It’s probably a good thing “Mean Girls” came out when it did (2004). People who were in high school then may very well now have children the same age as the characters.
Cady Heron is a hit with The Plastics, the A-list girl clique at her new school, until she makes the mistake of falling for Aaron Samuels, the ex-boyfriend of alpha Plastic Regina George.Synposis
And when it came out social media was basically in its infancy. The kind of all-too-serious “reputation destruction” behavior (as psychologist Jonathan Haidt calls it) that could be manageably presented as humorous then would probably nowadays turn quickly tasteless!
The reason is the social media explosion (not to mention 2+ years of pandemic isolation). “Mean girl” behavior, in reality, is anything but funny, especially when it leads to stuff like self-harm, substance abuse, and suicide. But I suppose the 2004 film could tread the line it did when scrapbooks and rudimentary chat rooms were just a thing…not an intrusive 24/7 presence. 50 million social media platforms and a more refined interpretation of the old “sticks and stones” adage (As a matter of fact, “words can hurt you.” They can’t literally pierce the flesh.) would make Tina Fey’s work harder to put out to a positive reception.

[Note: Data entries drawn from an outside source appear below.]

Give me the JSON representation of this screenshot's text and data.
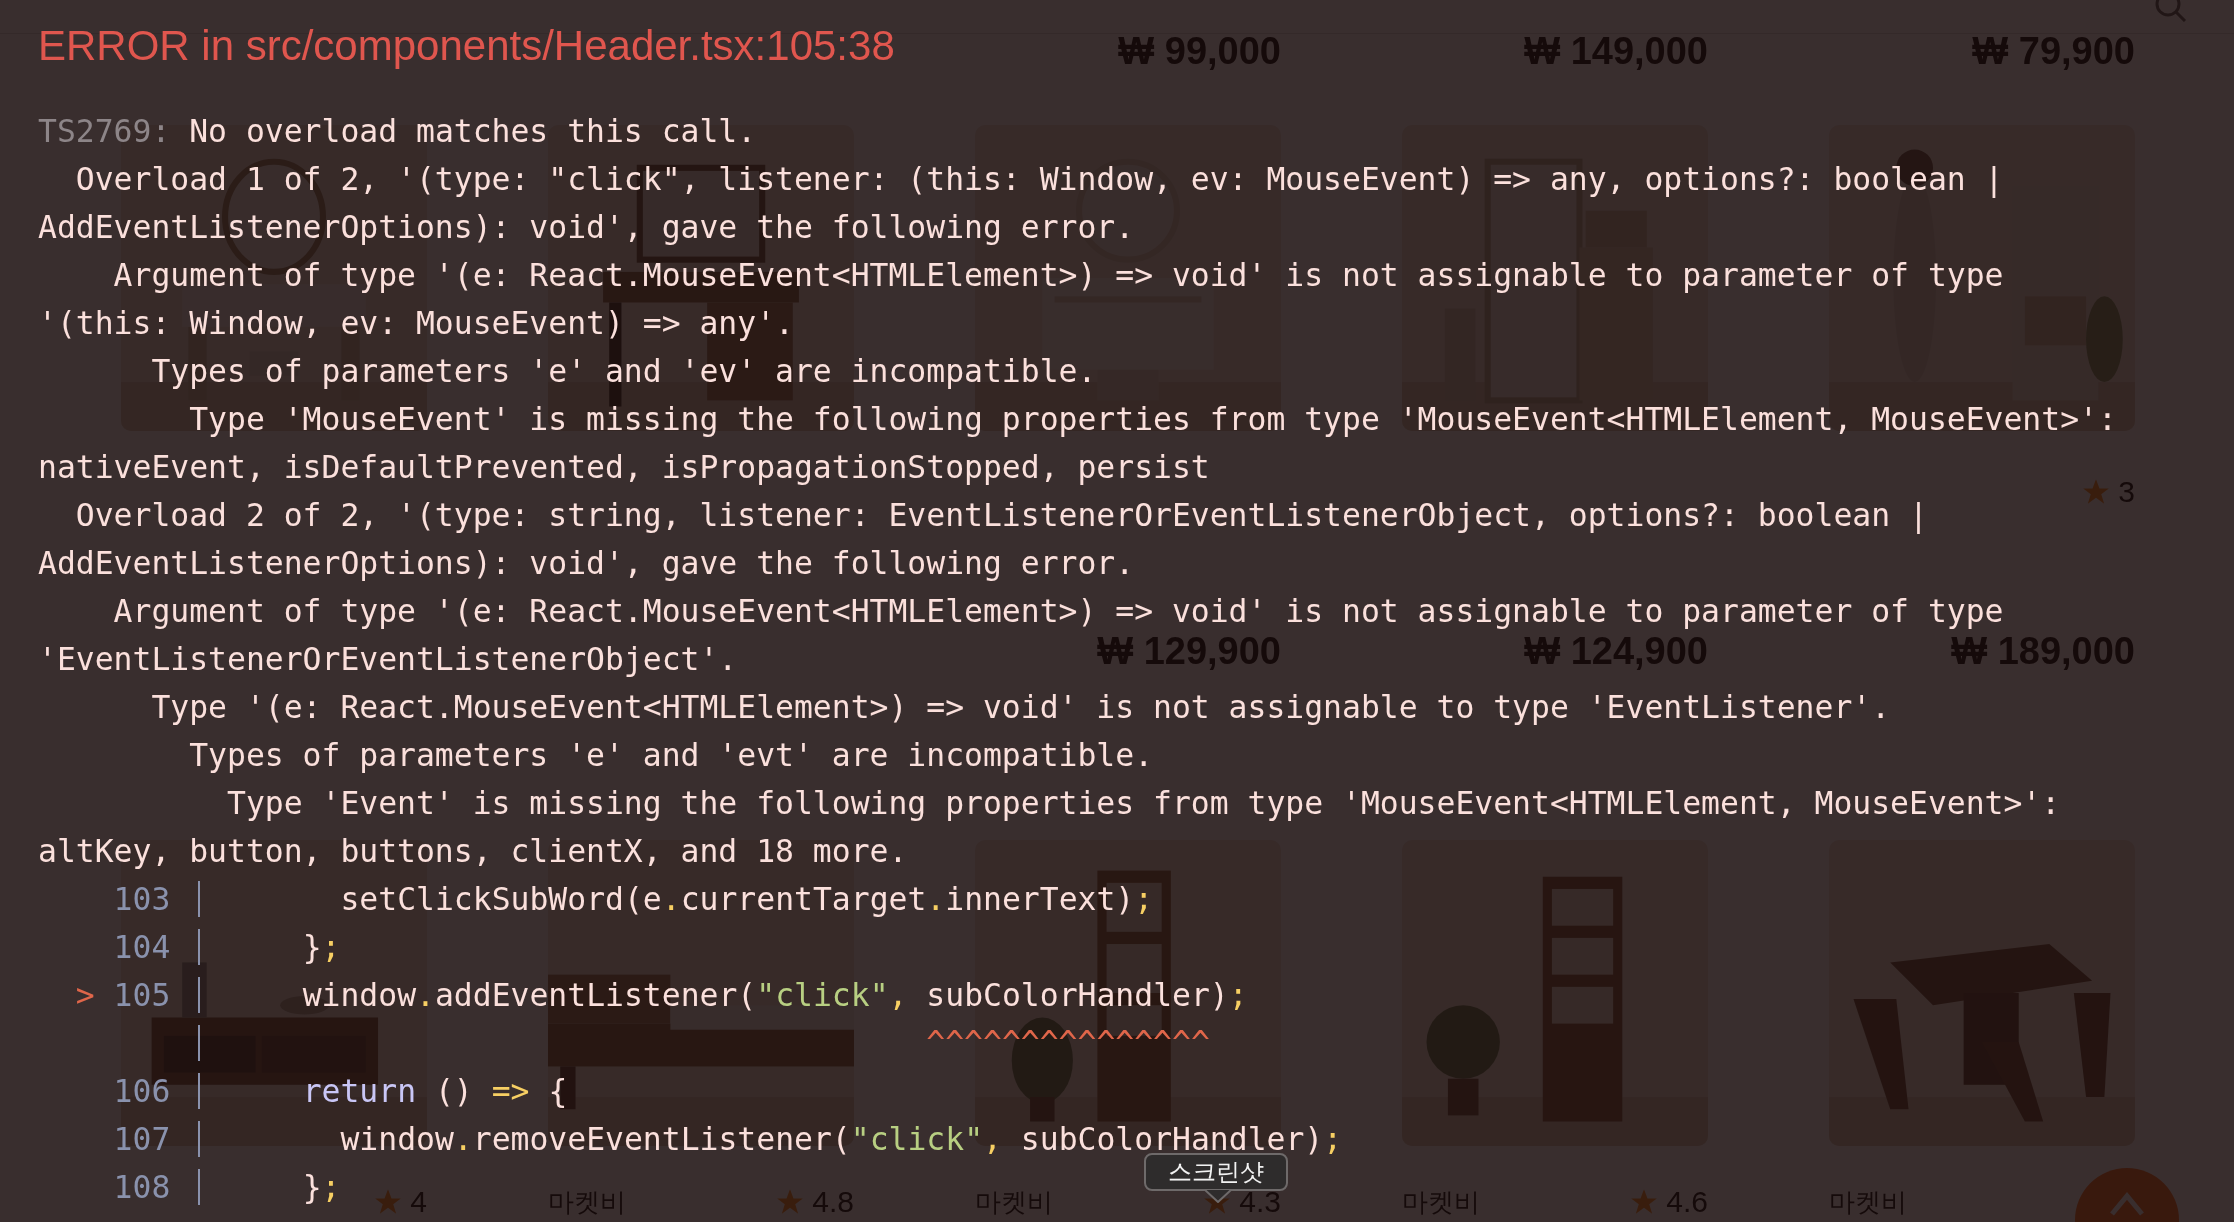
{
  "shop": {
    "top_prices": [
      "₩ 99,000",
      "₩ 149,000",
      "₩ 79,900"
    ],
    "sections": [
      {
        "cards": [
          {
            "kind": "product"
          },
          {
            "kind": "product"
          },
          {
            "kind": "product",
            "price": "₩ 129,900"
          },
          {
            "kind": "product",
            "price": "₩ 124,900"
          },
          {
            "kind": "product",
            "rating": "3",
            "price": "₩ 189,000"
          }
        ]
      },
      {
        "cards": [
          {
            "kind": "product",
            "rating": "4"
          },
          {
            "kind": "product",
            "brand": "마켓비",
            "rating": "4.8"
          },
          {
            "kind": "product",
            "brand": "마켓비",
            "rating": "4.3"
          },
          {
            "kind": "product",
            "brand": "마켓비",
            "rating": "4.6"
          },
          {
            "kind": "product",
            "brand": "마켓비"
          }
        ]
      }
    ]
  },
  "error_overlay": {
    "title": "ERROR in src/components/Header.tsx:105:38",
    "code": "TS2769:",
    "summary": " No overload matches this call.",
    "lines": [
      "  Overload 1 of 2, '(type: \"click\", listener: (this: Window, ev: MouseEvent) => any, options?: boolean |",
      "AddEventListenerOptions): void', gave the following error.",
      "    Argument of type '(e: React.MouseEvent<HTMLElement>) => void' is not assignable to parameter of type",
      "'(this: Window, ev: MouseEvent) => any'.",
      "      Types of parameters 'e' and 'ev' are incompatible.",
      "        Type 'MouseEvent' is missing the following properties from type 'MouseEvent<HTMLElement, MouseEvent>':",
      "nativeEvent, isDefaultPrevented, isPropagationStopped, persist",
      "  Overload 2 of 2, '(type: string, listener: EventListenerOrEventListenerObject, options?: boolean |",
      "AddEventListenerOptions): void', gave the following error.",
      "    Argument of type '(e: React.MouseEvent<HTMLElement>) => void' is not assignable to parameter of type",
      "'EventListenerOrEventListenerObject'.",
      "      Type '(e: React.MouseEvent<HTMLElement>) => void' is not assignable to type 'EventListener'.",
      "        Types of parameters 'e' and 'evt' are incompatible.",
      "          Type 'Event' is missing the following properties from type 'MouseEvent<HTMLElement, MouseEvent>':",
      "altKey, button, buttons, clientX, and 18 more."
    ],
    "code_frame": [
      {
        "line_number": "103",
        "tokens": [
          {
            "kind": "plain",
            "text": "      setClickSubWord(e"
          },
          {
            "kind": "punct",
            "text": "."
          },
          {
            "kind": "plain",
            "text": "currentTarget"
          },
          {
            "kind": "punct",
            "text": "."
          },
          {
            "kind": "plain",
            "text": "innerText)"
          },
          {
            "kind": "punct",
            "text": ";"
          }
        ]
      },
      {
        "line_number": "104",
        "tokens": [
          {
            "kind": "plain",
            "text": "    }"
          },
          {
            "kind": "punct",
            "text": ";"
          }
        ]
      },
      {
        "marker": ">",
        "line_number": "105",
        "tokens": [
          {
            "kind": "plain",
            "text": "    window"
          },
          {
            "kind": "punct",
            "text": "."
          },
          {
            "kind": "plain",
            "text": "addEventListener("
          },
          {
            "kind": "string",
            "text": "\"click\""
          },
          {
            "kind": "punct",
            "text": ","
          },
          {
            "kind": "plain",
            "text": " subColorHandler)"
          },
          {
            "kind": "punct",
            "text": ";"
          }
        ]
      },
      {
        "tokens": [
          {
            "kind": "caret",
            "text": "                                     ^^^^^^^^^^^^^^^"
          }
        ]
      },
      {
        "line_number": "106",
        "tokens": [
          {
            "kind": "keyword",
            "text": "    return"
          },
          {
            "kind": "plain",
            "text": " () "
          },
          {
            "kind": "punct",
            "text": "=>"
          },
          {
            "kind": "plain",
            "text": " {"
          }
        ]
      },
      {
        "line_number": "107",
        "tokens": [
          {
            "kind": "plain",
            "text": "      window"
          },
          {
            "kind": "punct",
            "text": "."
          },
          {
            "kind": "plain",
            "text": "removeEventListener("
          },
          {
            "kind": "string",
            "text": "\"click\""
          },
          {
            "kind": "punct",
            "text": ","
          },
          {
            "kind": "plain",
            "text": " subColorHandler)"
          },
          {
            "kind": "punct",
            "text": ";"
          }
        ]
      },
      {
        "line_number": "108",
        "tokens": [
          {
            "kind": "plain",
            "text": "    }"
          },
          {
            "kind": "punct",
            "text": ";"
          }
        ]
      }
    ]
  },
  "tooltip": {
    "text": "스크린샷"
  }
}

“I wish we could all get along like we used to in middle school. I wish I could bake a cake filled with rainbows and smiles and everyone would eat and be happy.”– Girl Who Doesn’t Go to the School